== What is needed ==
Filter the data for lines with the word "player" and copy those lines.

== Provided data ==
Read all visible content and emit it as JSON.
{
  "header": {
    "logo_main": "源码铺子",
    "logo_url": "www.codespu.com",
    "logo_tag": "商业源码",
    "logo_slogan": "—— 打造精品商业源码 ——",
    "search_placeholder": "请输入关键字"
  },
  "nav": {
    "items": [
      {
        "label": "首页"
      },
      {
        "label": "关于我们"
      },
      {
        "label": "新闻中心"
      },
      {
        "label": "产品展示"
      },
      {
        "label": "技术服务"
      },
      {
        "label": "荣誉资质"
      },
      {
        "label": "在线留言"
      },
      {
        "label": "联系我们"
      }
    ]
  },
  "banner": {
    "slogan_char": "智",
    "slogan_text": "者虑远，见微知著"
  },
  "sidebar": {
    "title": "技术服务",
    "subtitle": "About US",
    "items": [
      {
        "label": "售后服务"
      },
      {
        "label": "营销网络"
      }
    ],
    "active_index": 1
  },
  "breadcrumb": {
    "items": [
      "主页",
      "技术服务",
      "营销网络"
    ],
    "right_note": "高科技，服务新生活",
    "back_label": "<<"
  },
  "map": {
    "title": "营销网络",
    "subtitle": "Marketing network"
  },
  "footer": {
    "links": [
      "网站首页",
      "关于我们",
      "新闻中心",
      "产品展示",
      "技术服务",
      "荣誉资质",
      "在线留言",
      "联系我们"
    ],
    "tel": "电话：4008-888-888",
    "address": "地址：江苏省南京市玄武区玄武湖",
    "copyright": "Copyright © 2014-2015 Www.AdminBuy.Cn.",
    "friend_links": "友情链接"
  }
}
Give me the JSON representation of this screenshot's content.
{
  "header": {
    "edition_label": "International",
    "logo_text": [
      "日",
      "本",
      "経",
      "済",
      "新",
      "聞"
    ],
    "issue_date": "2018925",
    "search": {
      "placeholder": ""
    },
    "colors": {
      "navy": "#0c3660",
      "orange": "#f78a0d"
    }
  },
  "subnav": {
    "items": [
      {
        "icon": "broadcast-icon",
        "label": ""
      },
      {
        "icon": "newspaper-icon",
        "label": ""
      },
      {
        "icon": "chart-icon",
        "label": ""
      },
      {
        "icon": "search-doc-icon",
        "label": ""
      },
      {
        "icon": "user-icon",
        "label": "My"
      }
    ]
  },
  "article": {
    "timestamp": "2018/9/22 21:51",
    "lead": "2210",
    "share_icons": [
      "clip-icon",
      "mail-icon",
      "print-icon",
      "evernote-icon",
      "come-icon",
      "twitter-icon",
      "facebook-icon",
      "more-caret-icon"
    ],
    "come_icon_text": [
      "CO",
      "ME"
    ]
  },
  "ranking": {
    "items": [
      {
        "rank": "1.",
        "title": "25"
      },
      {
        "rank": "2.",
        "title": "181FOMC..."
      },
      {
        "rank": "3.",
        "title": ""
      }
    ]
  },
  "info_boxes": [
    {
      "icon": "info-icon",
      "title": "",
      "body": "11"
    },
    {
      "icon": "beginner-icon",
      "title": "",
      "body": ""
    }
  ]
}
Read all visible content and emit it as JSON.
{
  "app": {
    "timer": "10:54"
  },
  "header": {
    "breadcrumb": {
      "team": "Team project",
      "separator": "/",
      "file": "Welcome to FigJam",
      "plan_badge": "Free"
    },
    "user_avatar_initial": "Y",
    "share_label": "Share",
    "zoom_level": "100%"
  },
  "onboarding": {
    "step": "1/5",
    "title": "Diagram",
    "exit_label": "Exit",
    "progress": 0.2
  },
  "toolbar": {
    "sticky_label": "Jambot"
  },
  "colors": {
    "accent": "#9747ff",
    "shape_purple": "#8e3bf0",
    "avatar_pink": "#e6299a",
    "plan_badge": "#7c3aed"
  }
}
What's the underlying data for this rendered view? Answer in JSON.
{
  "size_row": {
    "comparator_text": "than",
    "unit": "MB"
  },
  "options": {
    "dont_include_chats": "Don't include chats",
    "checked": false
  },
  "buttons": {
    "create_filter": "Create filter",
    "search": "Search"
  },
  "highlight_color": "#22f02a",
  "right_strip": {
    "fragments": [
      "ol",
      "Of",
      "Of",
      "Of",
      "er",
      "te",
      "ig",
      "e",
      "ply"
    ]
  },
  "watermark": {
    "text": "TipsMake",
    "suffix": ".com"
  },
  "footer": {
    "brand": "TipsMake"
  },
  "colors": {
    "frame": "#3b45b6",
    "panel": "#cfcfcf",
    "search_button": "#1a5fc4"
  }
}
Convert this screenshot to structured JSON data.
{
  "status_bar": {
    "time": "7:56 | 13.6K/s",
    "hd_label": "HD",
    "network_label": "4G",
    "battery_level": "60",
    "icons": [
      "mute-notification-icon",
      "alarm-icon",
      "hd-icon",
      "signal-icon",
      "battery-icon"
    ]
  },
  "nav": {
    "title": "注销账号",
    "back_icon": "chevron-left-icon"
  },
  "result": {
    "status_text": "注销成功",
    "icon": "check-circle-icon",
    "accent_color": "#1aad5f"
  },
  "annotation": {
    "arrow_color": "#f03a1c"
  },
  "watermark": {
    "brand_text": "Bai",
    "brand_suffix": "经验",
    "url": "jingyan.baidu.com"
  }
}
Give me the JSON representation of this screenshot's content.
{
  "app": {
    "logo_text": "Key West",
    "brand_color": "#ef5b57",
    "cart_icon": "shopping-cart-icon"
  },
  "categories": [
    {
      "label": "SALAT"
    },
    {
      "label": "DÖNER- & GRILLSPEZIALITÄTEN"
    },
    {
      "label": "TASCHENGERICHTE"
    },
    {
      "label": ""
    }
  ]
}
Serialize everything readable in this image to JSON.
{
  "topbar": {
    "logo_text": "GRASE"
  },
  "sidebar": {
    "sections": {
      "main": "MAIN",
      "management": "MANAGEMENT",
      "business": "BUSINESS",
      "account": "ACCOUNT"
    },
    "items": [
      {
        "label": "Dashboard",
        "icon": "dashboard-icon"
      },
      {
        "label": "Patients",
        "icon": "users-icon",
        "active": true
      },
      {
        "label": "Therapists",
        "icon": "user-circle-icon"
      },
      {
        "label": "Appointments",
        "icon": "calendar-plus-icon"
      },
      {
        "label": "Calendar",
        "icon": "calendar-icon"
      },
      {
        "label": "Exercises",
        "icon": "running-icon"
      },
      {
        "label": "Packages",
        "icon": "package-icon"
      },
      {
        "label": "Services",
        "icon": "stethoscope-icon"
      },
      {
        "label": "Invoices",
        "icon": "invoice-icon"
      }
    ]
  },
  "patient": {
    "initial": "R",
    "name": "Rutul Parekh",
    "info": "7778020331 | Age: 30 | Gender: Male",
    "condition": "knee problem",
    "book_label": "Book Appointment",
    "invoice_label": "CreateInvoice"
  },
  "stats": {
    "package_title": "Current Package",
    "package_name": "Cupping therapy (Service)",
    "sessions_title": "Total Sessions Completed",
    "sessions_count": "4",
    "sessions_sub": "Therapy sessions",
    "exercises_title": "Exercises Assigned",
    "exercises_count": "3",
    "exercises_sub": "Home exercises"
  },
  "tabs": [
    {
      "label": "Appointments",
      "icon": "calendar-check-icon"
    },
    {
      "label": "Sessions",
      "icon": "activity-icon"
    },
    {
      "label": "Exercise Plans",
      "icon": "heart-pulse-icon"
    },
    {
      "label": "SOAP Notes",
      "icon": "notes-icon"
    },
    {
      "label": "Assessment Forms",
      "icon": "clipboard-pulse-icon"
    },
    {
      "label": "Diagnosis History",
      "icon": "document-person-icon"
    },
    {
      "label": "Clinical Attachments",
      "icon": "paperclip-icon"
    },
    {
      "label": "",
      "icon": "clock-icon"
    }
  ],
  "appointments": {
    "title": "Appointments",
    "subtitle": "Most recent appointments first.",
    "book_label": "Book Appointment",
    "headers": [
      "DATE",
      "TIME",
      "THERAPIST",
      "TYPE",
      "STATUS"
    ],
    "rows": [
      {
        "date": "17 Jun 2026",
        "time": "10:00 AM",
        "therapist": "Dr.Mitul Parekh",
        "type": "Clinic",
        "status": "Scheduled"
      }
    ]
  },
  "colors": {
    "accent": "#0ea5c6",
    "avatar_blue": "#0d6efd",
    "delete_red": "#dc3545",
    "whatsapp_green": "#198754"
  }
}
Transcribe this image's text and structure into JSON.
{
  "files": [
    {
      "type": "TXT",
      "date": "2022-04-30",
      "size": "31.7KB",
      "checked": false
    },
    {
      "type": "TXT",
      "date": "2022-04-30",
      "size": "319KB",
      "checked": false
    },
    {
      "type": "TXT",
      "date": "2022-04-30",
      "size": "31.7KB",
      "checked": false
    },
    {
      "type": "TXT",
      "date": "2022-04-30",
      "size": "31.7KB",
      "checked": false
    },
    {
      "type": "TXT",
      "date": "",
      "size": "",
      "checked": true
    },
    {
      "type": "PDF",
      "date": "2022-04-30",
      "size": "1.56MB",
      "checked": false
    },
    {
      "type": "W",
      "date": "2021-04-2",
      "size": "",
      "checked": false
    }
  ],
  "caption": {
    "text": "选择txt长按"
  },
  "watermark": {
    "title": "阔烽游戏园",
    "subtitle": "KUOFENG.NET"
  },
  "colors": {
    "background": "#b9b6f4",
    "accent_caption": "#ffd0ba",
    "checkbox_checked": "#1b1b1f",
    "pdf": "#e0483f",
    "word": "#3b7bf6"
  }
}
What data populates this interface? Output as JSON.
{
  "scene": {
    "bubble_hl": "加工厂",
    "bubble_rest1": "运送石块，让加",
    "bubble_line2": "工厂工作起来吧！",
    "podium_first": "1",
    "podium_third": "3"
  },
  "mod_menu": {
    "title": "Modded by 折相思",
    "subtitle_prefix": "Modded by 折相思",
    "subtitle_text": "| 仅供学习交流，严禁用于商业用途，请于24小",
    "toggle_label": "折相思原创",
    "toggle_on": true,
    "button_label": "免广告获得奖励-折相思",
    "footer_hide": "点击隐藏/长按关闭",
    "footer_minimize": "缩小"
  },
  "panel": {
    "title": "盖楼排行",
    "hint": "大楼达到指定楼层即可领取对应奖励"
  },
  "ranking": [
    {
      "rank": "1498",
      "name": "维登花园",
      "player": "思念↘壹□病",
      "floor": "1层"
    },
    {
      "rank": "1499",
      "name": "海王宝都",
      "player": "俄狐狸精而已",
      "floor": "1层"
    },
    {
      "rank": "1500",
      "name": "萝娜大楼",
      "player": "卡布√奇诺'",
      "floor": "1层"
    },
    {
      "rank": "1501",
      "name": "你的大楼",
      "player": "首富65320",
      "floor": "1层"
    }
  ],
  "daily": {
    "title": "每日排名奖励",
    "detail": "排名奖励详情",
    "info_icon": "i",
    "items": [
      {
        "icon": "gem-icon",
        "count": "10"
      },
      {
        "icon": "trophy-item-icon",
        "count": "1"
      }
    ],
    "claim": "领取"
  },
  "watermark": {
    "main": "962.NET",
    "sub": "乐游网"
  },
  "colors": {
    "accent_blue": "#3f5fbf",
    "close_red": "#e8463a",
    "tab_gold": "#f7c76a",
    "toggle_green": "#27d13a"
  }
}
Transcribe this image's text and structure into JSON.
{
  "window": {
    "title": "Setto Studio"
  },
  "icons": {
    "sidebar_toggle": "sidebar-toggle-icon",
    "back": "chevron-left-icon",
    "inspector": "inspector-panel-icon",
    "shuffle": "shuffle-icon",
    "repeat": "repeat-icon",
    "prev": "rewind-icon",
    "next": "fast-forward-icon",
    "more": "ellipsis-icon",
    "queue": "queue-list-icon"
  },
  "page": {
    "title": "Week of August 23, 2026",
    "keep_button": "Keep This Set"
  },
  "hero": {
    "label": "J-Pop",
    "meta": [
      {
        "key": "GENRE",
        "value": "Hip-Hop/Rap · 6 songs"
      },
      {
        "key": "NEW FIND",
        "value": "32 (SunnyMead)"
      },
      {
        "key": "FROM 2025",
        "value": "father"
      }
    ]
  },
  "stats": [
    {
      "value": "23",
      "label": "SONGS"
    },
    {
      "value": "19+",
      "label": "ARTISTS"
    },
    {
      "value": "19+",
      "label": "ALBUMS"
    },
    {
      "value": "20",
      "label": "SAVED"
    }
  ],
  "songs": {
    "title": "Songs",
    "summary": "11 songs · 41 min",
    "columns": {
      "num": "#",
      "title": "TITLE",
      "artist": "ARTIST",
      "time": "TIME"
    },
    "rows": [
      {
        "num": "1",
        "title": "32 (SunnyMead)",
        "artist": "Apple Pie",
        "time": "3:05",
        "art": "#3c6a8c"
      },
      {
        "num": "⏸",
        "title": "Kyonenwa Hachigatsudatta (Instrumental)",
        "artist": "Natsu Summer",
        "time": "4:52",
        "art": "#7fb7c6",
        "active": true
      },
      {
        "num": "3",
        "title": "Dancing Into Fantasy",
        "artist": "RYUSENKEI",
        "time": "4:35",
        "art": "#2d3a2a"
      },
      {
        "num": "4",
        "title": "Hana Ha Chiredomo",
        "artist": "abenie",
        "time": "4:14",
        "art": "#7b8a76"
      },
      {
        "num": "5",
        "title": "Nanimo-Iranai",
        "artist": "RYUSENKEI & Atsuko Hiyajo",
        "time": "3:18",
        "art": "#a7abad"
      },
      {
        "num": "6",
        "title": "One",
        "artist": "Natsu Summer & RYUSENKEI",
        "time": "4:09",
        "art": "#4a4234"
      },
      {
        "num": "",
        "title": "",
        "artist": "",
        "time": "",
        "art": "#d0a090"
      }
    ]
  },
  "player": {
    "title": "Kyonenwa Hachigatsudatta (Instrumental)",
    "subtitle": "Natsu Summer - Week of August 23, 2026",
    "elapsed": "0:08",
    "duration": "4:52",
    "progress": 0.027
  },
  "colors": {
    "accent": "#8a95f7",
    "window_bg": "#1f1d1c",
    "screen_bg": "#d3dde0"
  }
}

== Worked solution ==
      "player": "思念↘壹□病",
      "player": "俄狐狸精而已",
      "player": "卡布√奇诺'",
      "player": "首富65320",
  "player": {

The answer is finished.